However, I’d argue that 2 million more homes would be the absolute maximum the country could ever take. It’d be nice if the politicians would admit there has to be a maximum. If they say there’s no maximum, they should admit that they are proposing to carry out environmental vandalism on a massive scale, destroying our beautiful countryside forever and endangering wildlife.

2 million new homes would allow, on average, about 3 thousand new homes in each of the 650 UK constituencies. So that could be 4 or 5 thousand in some less densely populated areas and maybe only 1 thousand (or less) in e.g. some London boroughs. Because, let’s be clear, there is no way we can build more brand new cities, in an already densely populated country like the UK. All we can do is provide maybe a few thousand more homes in existing cities and towns. These 2 million homes would allow for maybe 8 million more residents. That would be the limit. In fact, over the next 25 years it’s expected the UK’s population will grow by 10 million, according to The Office for National Statistics (ONS). We may just handle that with about 2 million more homes, built over the next 20 years. About 2 million new homes has got to be the maximum because:

  •  We can’t build on greenbelt – to do so would destroy the environment with devastating consequences.
  • We can’t build on areas with flood risk – and more of these areas are unfortunately being discovered every year.
  • We can’t build where the knock on effect on services and transport would be prohibitive.

Houses can’t just be ‘dumped’ on existing areas. New housing depends on services (police, schools, health, social, fire, water etc.), they need shops, roads, transportation links. There’s a limit to how much of this infrastructure we can realistically provide.

There is perhaps some scope for creating additional living units by converting existing large homes to flats. However, that solution still means additional pressure on local services.

UKIP is the only party that truly cares about the future of our great country.

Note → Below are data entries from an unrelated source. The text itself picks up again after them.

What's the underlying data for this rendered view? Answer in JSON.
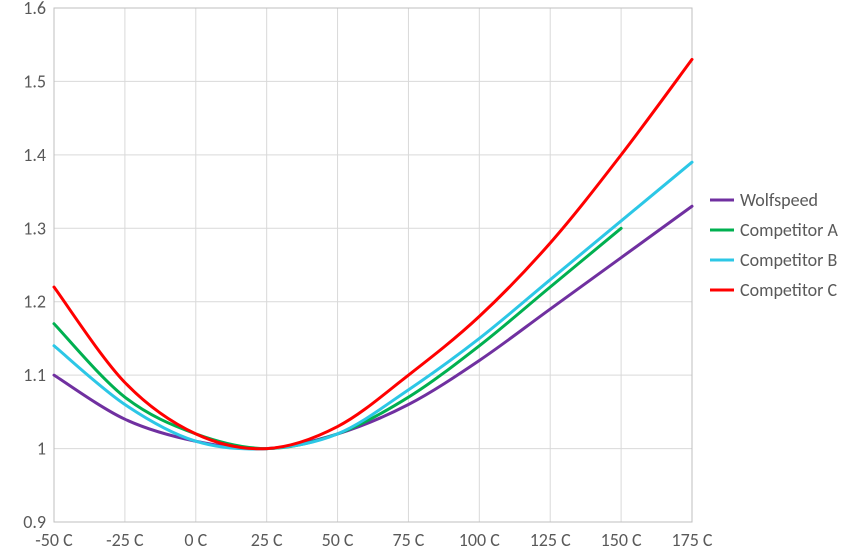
{
  "chart_data": {
    "type": "line",
    "title": "",
    "xlabel": "",
    "ylabel": "",
    "xlim": [
      -50,
      175
    ],
    "ylim": [
      0.9,
      1.6
    ],
    "x_ticks": [
      "-50 C",
      "-25 C",
      "0 C",
      "25 C",
      "50 C",
      "75 C",
      "100 C",
      "125 C",
      "150 C",
      "175 C"
    ],
    "y_ticks": [
      "0.9",
      "1",
      "1.1",
      "1.2",
      "1.3",
      "1.4",
      "1.5",
      "1.6"
    ],
    "x": [
      -50,
      -25,
      0,
      25,
      50,
      75,
      100,
      125,
      150,
      175
    ],
    "series": [
      {
        "name": "Wolfspeed",
        "color": "#7030A0",
        "values": [
          1.1,
          1.04,
          1.01,
          1.0,
          1.02,
          1.06,
          1.12,
          1.19,
          1.26,
          1.33
        ]
      },
      {
        "name": "Competitor A",
        "color": "#00B050",
        "values": [
          1.17,
          1.07,
          1.02,
          1.0,
          1.02,
          1.07,
          1.14,
          1.22,
          1.3,
          null
        ]
      },
      {
        "name": "Competitor B",
        "color": "#2CC7E6",
        "values": [
          1.14,
          1.06,
          1.01,
          1.0,
          1.02,
          1.08,
          1.15,
          1.23,
          1.31,
          1.39
        ]
      },
      {
        "name": "Competitor C",
        "color": "#FF0000",
        "values": [
          1.22,
          1.09,
          1.02,
          1.0,
          1.03,
          1.1,
          1.18,
          1.28,
          1.4,
          1.53
        ]
      }
    ],
    "legend_position": "right",
    "grid": true
  }
}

UKIP has a major opportunity to be recognised  now as the real protector of the UK’s environment.

Photo by Ian D